» **ENTRIES PROVIDED**
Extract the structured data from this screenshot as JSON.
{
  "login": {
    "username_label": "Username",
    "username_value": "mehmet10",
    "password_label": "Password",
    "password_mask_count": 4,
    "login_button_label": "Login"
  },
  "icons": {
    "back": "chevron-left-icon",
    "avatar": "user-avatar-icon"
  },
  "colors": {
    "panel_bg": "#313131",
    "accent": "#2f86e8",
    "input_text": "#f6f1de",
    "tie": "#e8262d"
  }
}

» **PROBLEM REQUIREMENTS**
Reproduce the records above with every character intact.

» **TASK SOLUTION**
Extract the structured data from this screenshot as JSON.
{
  "login": {
    "username_label": "Username",
    "username_value": "mehmet10",
    "password_label": "Password",
    "password_mask_count": 4,
    "login_button_label": "Login"
  },
  "icons": {
    "back": "chevron-left-icon",
    "avatar": "user-avatar-icon"
  },
  "colors": {
    "panel_bg": "#313131",
    "accent": "#2f86e8",
    "input_text": "#f6f1de",
    "tie": "#e8262d"
  }
}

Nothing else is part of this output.